“If you find that you are unwilling or unable to abandon your advocacy for abortion, you should not come forward to receive Holy Communion,” Cordileone said in a pastoral letter released earlier this month.
He added: “Please stop pretending that advocating for or practicing a grave moral evil – one that snuffs out an innocent human life, one that denies a fundamental human right – is somehow compatible with the Catholic faith.”
“It is not. Please return home to the fullness of your Catholic faith. We await you with open arms to welcome you back.”
As Breitbart News reported, the Vatican prefect, Jesuit Cardinal Luis Ladaria Ferrer, wrote to Archbishop José Gomez, president of the U.S. Bishops’ Conference on May 7, citing a Vatican document titled “The Participation of Catholics in Political Life.”
Ladaria response to Gomez’s previous letter, informing the Vatican of the bishop’s intention to draft a document on public figures who support legislation considered evil to the Catholic Church.
The document states that, regarding laws permitting or promoting abortion or euthanasia, “it is impossible” for Catholic politicians “to promote such laws or to vote for them.”
The Vatican prefect recommended a memorandum written in 2004 by then-Cardinal Joseph Ratzinger, who subsequently became Pope Benedict XVI, which, he noted, provides “general principles on the worthy reception of Holy Communion” and can be helpful “to assist local ordinaries in the United States in their dealings with Catholic pro-choice politicians.”
“Not all moral issues have the same moral weight as abortion and euthanasia,” Ratzinger wrote in his letter. “The Church teaches that abortion or euthanasia is a grave sin.”
Ratzinger continued, citing other Church documents:
Christians have a “grave obligation of conscience not to cooperate formally in practices which, even if permitted by civil legislation, are contrary to God’s law.
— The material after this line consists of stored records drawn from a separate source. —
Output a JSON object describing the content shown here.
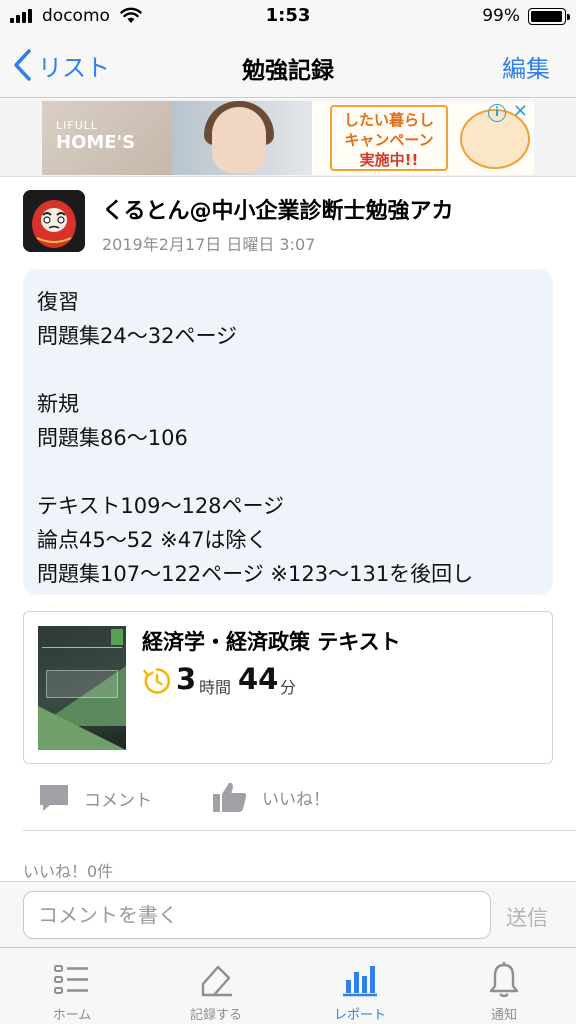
{
  "status_bar": {
    "carrier": "docomo",
    "time": "1:53",
    "battery": "99%"
  },
  "nav": {
    "back_label": "リスト",
    "title": "勉強記録",
    "edit_label": "編集"
  },
  "ad": {
    "logo_small": "LIFULL",
    "logo_big": "HOME'S",
    "copy_lines": [
      "したい暮らし",
      "キャンペーン",
      "実施中!!"
    ],
    "info_symbol": "i",
    "close_symbol": "✕"
  },
  "post": {
    "author": "くるとん@中小企業診断士勉強アカ",
    "date": "2019年2月17日 日曜日 3:07",
    "note_lines": [
      "復習",
      "問題集24〜32ページ",
      "",
      "新規",
      "問題集86〜106",
      "",
      "テキスト109〜128ページ",
      "論点45〜52 ※47は除く",
      "問題集107〜122ページ ※123〜131を後回し"
    ]
  },
  "study": {
    "book_title": "経済学・経済政策 テキスト",
    "hours": "3",
    "hours_unit": "時間",
    "minutes": "44",
    "minutes_unit": "分"
  },
  "actions": {
    "comment_label": "コメント",
    "like_label": "いいね！"
  },
  "likes": {
    "count_text": "いいね！0件"
  },
  "composer": {
    "placeholder": "コメントを書く",
    "send_label": "送信"
  },
  "tabs": [
    {
      "label": "ホーム",
      "icon": "list-icon",
      "active": false
    },
    {
      "label": "記録する",
      "icon": "pencil-icon",
      "active": false
    },
    {
      "label": "レポート",
      "icon": "bar-chart-icon",
      "active": true
    },
    {
      "label": "通知",
      "icon": "bell-icon",
      "active": false
    }
  ],
  "colors": {
    "accent": "#2f80ed",
    "note_bg": "#eef4f9",
    "timer": "#f5b800",
    "muted": "#8e8e93"
  }
}
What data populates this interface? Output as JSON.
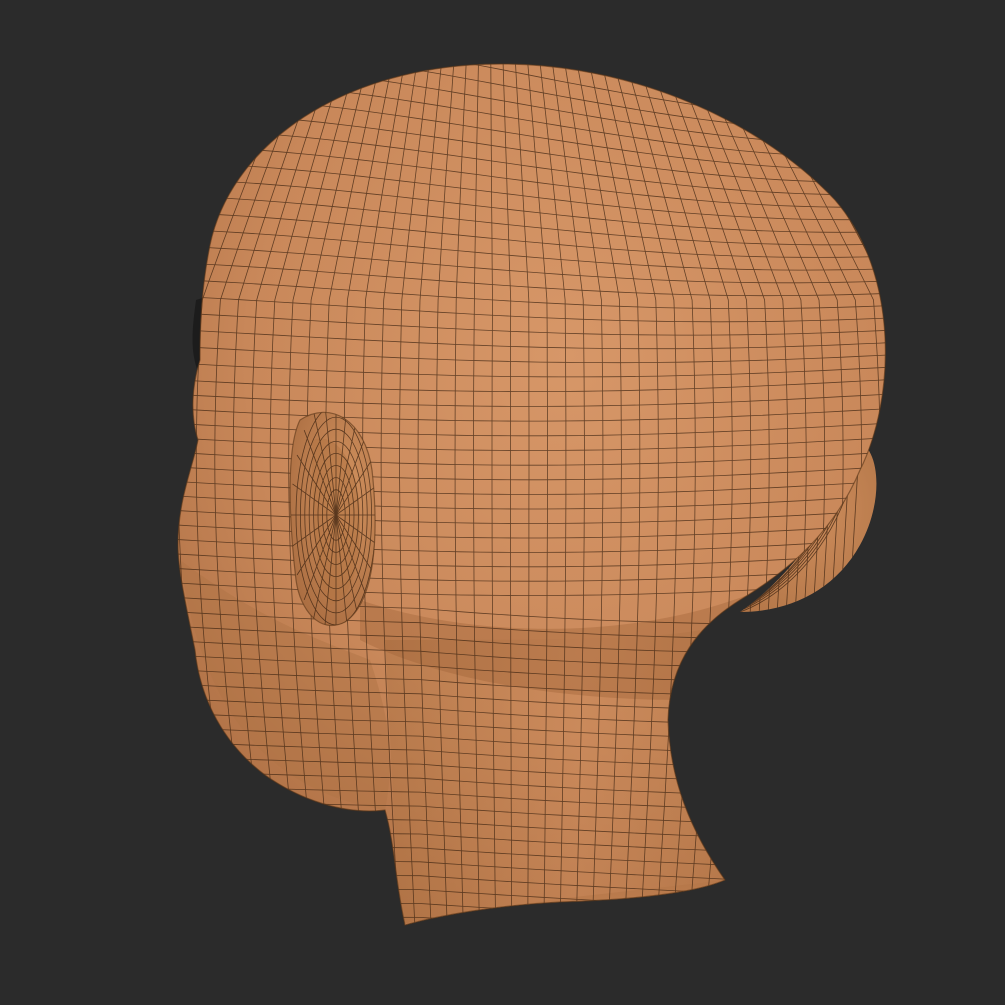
{
  "viewport": {
    "background": "#2b2b2b",
    "subject": "head-mesh",
    "shading": "solid-with-wireframe"
  },
  "colors": {
    "skin_light": "#d9976a",
    "skin_mid": "#c78556",
    "skin_dark": "#a86a3e",
    "skin_shadow": "#8e5730",
    "wire": "#3a2210",
    "eye_white": "#e6e6e6",
    "eye_dark": "#1c1c1c"
  }
}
Indeed, from the moral standpoint, it is never licit to cooperate formally in evil. […] This cooperation can never be justified either by invoking respect for the freedom of others or by appealing to the fact that civil law permits it or requires it.”
“Apart from an individual’s judgment about his worthiness to present himself to receive the Holy Eucharist, the minister of Holy Communion may find himself in the situation where he must refuse to distribute Holy Communion to someone,” Ratzinger continued.
Recommendations were given on how a pastor should act when faced with a Catholic politician who supports abortion and\or euthanasia, were given by Ratzinger:
Regarding the grave sin of abortion or euthanasia, when a person’s formal cooperation becomes manifest (understood, in the case of a Catholic politician, as his consistently campaigning and voting for permissive abortion and euthanasia laws), his Pastor should meet with him, instructing him about the Church’s teaching, informing him that he is not to present himself for Holy Communion until he brings to an end the objective situation of sin, and warning him that he will otherwise be denied the Eucharist.
“When ‘these precautionary measures have not had their effect or in which they were not possible,’ and the person in question, with obstinate persistence, still presents himself to receive the Holy Eucharist, ‘the minister of Holy Communion must refuse to distribute it,’” Ratzinger said.
The likely part of the letter Pelosi attended to during her press briefing appears to be the risk exists the debate could “become a source of discord rather than unity within the episcopate and the larger church in the United States,” Ladaria stated.